Britain to Double Budget for Removing Illegal Immigrants
The Bloomberg News
July 25 (Bloomberg) — Prime Minister Tony Blair's government is to double its annual budget for removing illegal immigrants to 280 million pounds ($518 million) by 2010 and tighten border checks.
Home Secretary John Reid said he'll that demand people traveling from “high risk'' nations obtain visas with fingerprint data by 2008. By 2014, the government will re-impose exit controls phased out in 1994.
“We need to make radical changes,'' Reid said in a statement to Parliament in London today. “We will strengthen and simplify our immigration laws. The main cause of this is the sheer extent of migration.''
Britain and other rich nations are struggling to cope with the 200 million people who resettle around the globe each year, a population the size of Brazil. Reid, who took charge of the Home Office in May, has promised an overhaul of the department after his predecessor Charles Clarke acknowledged that prison officials released more than 1,000 foreign prisoners who should have been considered for deportation.

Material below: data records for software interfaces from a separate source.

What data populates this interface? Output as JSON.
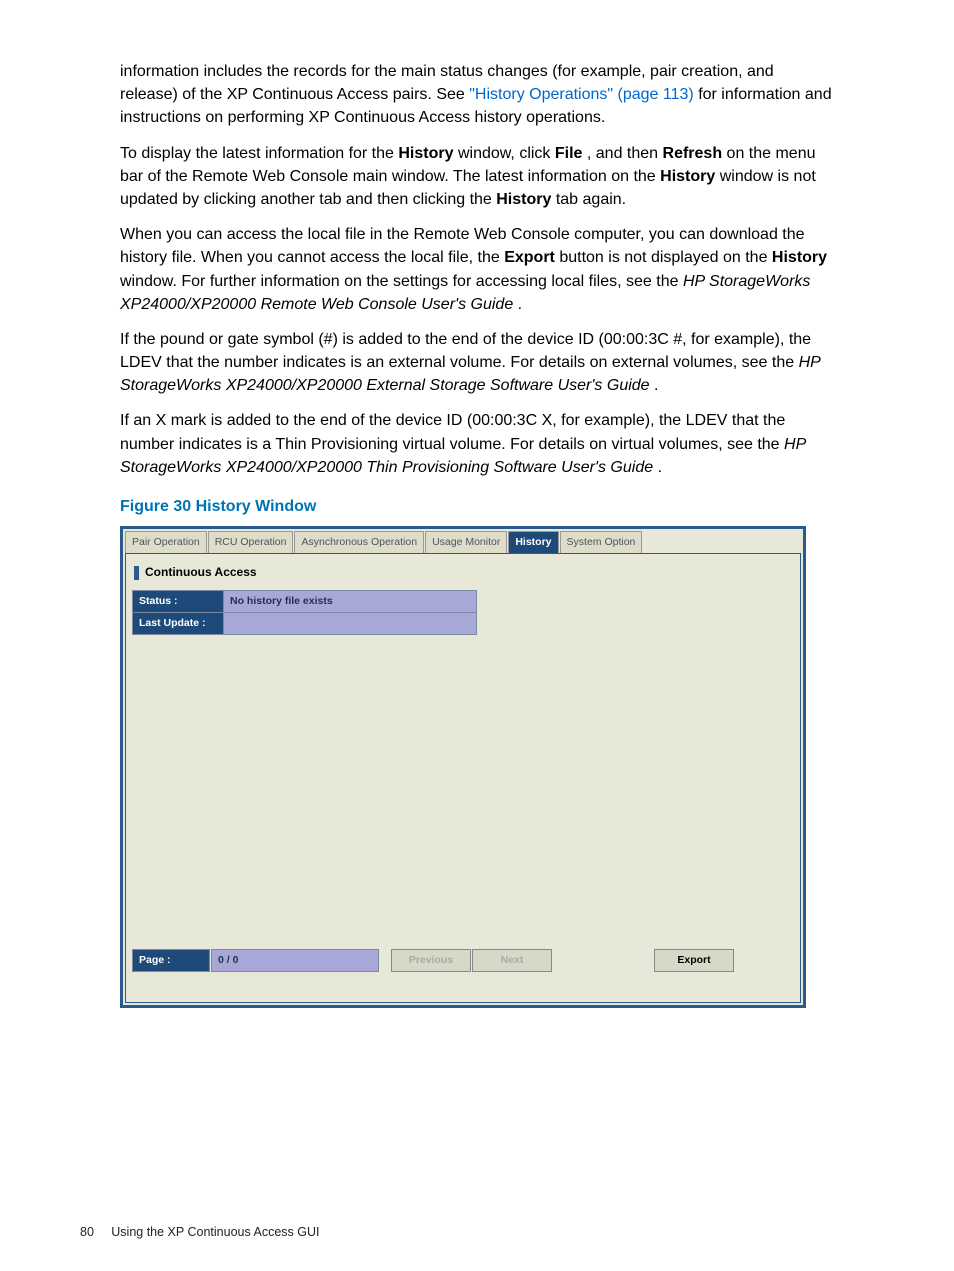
{
  "para1": {
    "t1": "information includes the records for the main status changes (for example, pair creation, and release) of the XP Continuous Access pairs. See ",
    "link": "\"History Operations\" (page 113)",
    "t2": " for information and instructions on performing XP Continuous Access history operations."
  },
  "para2": {
    "t1": "To display the latest information for the ",
    "b1": "History",
    "t2": " window, click ",
    "b2": "File",
    "t3": ", and then ",
    "b3": "Refresh",
    "t4": " on the menu bar of the Remote Web Console main window. The latest information on the ",
    "b4": "History",
    "t5": " window is not updated by clicking another tab and then clicking the ",
    "b5": "History",
    "t6": " tab again."
  },
  "para3": {
    "t1": "When you can access the local file in the Remote Web Console computer, you can download the history file. When you cannot access the local file, the ",
    "b1": "Export",
    "t2": " button is not displayed on the ",
    "b2": "History",
    "t3": " window. For further information on the settings for accessing local files, see the ",
    "i1": "HP StorageWorks XP24000/XP20000 Remote Web Console User's Guide",
    "t4": "."
  },
  "para4": {
    "t1": "If the pound or gate symbol (#) is added to the end of the device ID (00:00:3C #, for example), the LDEV that the number indicates is an external volume. For details on external volumes, see the ",
    "i1": "HP StorageWorks XP24000/XP20000 External Storage Software User's Guide",
    "t2": "."
  },
  "para5": {
    "t1": "If an X mark is added to the end of the device ID (00:00:3C X, for example), the LDEV that the number indicates is a Thin Provisioning virtual volume. For details on virtual volumes, see the ",
    "i1": "HP StorageWorks XP24000/XP20000 Thin Provisioning Software User's Guide",
    "t2": "."
  },
  "figure_caption": "Figure 30 History Window",
  "app": {
    "tabs": {
      "t0": "Pair Operation",
      "t1": "RCU Operation",
      "t2": "Asynchronous Operation",
      "t3": "Usage Monitor",
      "t4": "History",
      "t5": "System Option"
    },
    "section_title": "Continuous Access",
    "status_label": "Status :",
    "status_value": "No history file exists",
    "lastupdate_label": "Last Update :",
    "lastupdate_value": "",
    "page_label": "Page :",
    "page_value": "0 / 0",
    "prev_btn": "Previous",
    "next_btn": "Next",
    "export_btn": "Export"
  },
  "footer": {
    "page_num": "80",
    "chapter": "Using the XP Continuous Access GUI"
  }
}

The opposition Conservative Party dismissed the plan to shake up the Immigration and Nationality Directorate as a rehash of old measures.
“Much of what he announced is not new,'' said David Davis, a Conservative lawmaker who speaks on domestic policy. “The serious problems faced by the IND are not going to be solved by yet another reshuffling of the deck.''

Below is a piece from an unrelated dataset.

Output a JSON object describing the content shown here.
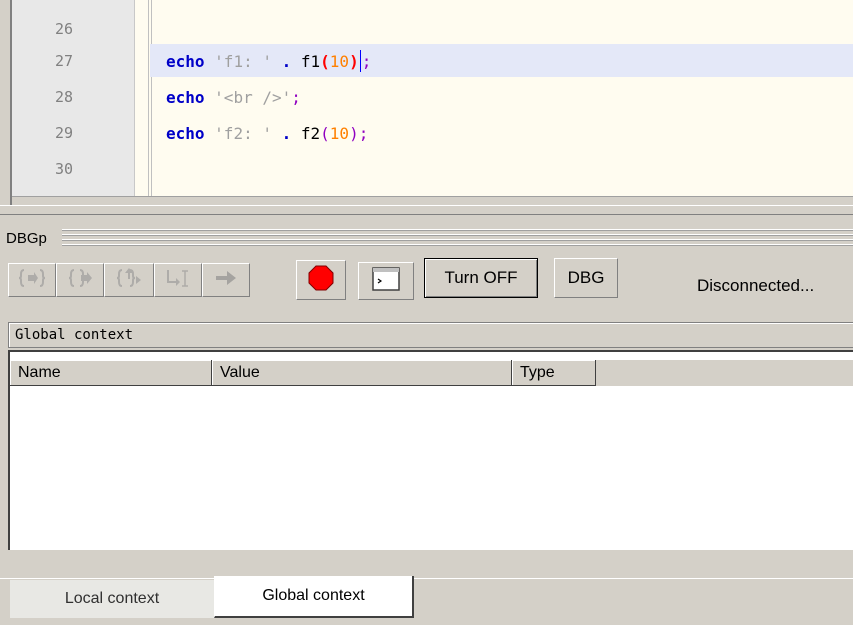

Reid said the changes would clear within five years a backlog of 450,000 applications for political asylum the government found in recent weeks. Asylum claims rose 5 percent in the first quarter of the year to 6,455 compared with the fourth quarter, led by bids from Zimbabwe, Eritrea and Iran.

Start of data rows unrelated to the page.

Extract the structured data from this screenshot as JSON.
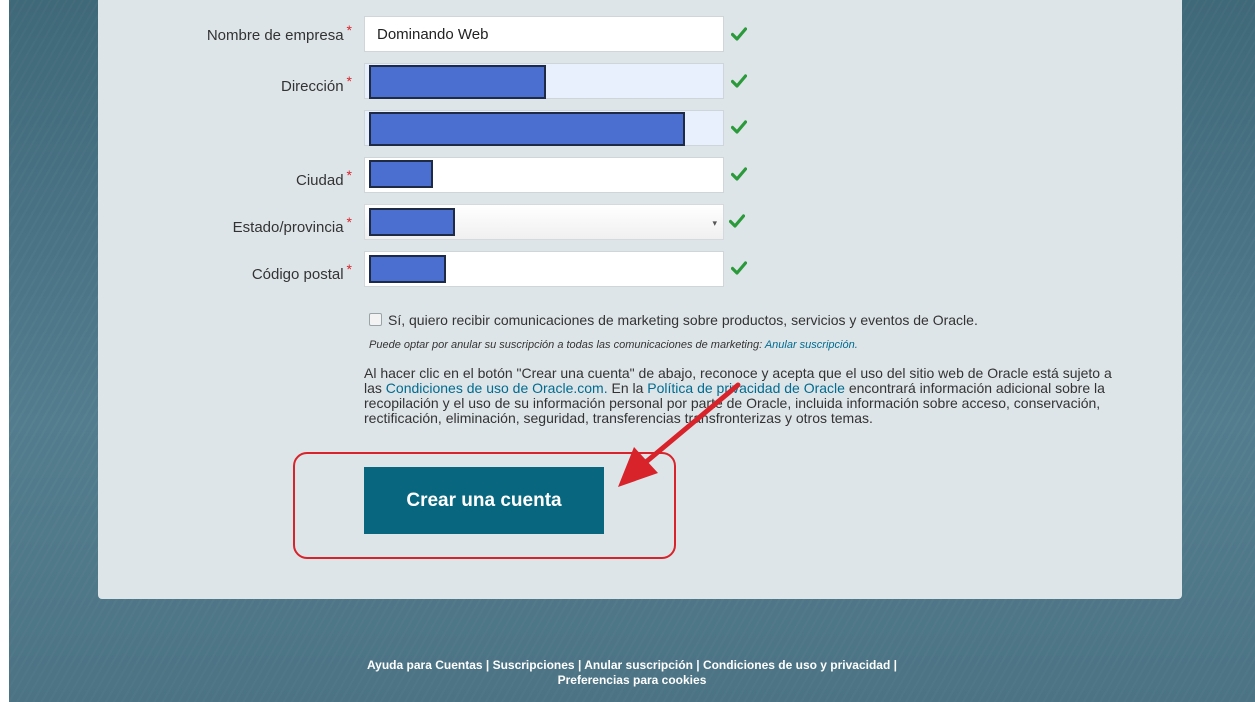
{
  "form": {
    "required_mark": "*",
    "company": {
      "label": "Nombre de empresa",
      "value": "Dominando Web"
    },
    "address": {
      "label": "Dirección"
    },
    "city": {
      "label": "Ciudad"
    },
    "state": {
      "label": "Estado/provincia",
      "caret": "▾"
    },
    "postal": {
      "label": "Código postal"
    },
    "valid_icon": "check-icon",
    "redaction_color": "#4a6fd0"
  },
  "marketing": {
    "optin_label": "Sí, quiero recibir comunicaciones de marketing sobre productos, servicios y eventos de Oracle.",
    "note_text": "Puede optar por anular su suscripción a todas las comunicaciones de marketing:",
    "note_link": "Anular suscripción."
  },
  "legal": {
    "part1": "Al hacer clic en el botón \"Crear una cuenta\" de abajo, reconoce y acepta que el uso del sitio web de Oracle está sujeto a las",
    "terms_link": "Condiciones de uso de Oracle.com.",
    "part2": "En la",
    "privacy_link": "Política de privacidad de Oracle",
    "part3": "encontrará información adicional sobre la recopilación y el uso de su información personal por parte de Oracle, incluida información sobre acceso, conservación, rectificación, eliminación, seguridad, transferencias transfronterizas y otros temas."
  },
  "submit_label": "Crear una cuenta",
  "annotation_color": "#d8232a",
  "footer": {
    "links": [
      "Ayuda para Cuentas",
      "Suscripciones",
      "Anular suscripción",
      "Condiciones de uso y privacidad",
      "Preferencias para cookies"
    ],
    "separator": " | "
  }
}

In 2004, 97.2 million people arrived at Britain's ports and airports including 12 million from outside the European Union. IND granted visas to 294,000 students, 124,000 work permit holders and 53,310 asylum seekers. It deported 56,920 people.
“If these reforms are going to work in the long-term, the Home Office needs to become smarter about who comes and goes from the U.K., clearer about the rules of the system, and more effective in dealing with those who break the rules,'' said Danny Sriskandarajah, an expert on immigration at the Institute for Public Policy Research, which advises Blair's Labour government.
Last year, the government estimated that as many as 570,000 people remained in the country illegally. It would cost up to 6.3 billion pounds to deport all those people, according to Home Office estimates.
Workers migrating from eastern Europe have added 392,000 people since May 2004, the Home Office said in May. With the workforce growing faster than companies are creating jobs, unemployment rose to a 5 1/2-year high of 5.4 percent in the three months through May, up from 4.7 percent a year earlier, government data published July 12 show.
“What drives illegal immigration is the ability to work illegally,'' said John Denham, a Labour lawmaker who leads the Home Affairs Committee in the House of Commons. “Employers who do it drive people out of work and cut wags.''
The IND will be established as an independent agency separate from the Home Office with its own regulator and a non-partisan panel advising officials on policy, Reid said. Some of the changes will require legislation, which will be detailed in the coming months.
Today's announcement was the government's last before Parliament begins its summer recess later today. Lawmakers return on Oct. 9.
To contact the reporter on this story:
Reed V. Landberg in London at firstname.lastname@example.org.
Last Updated: July 25, 2006 09:55 EDT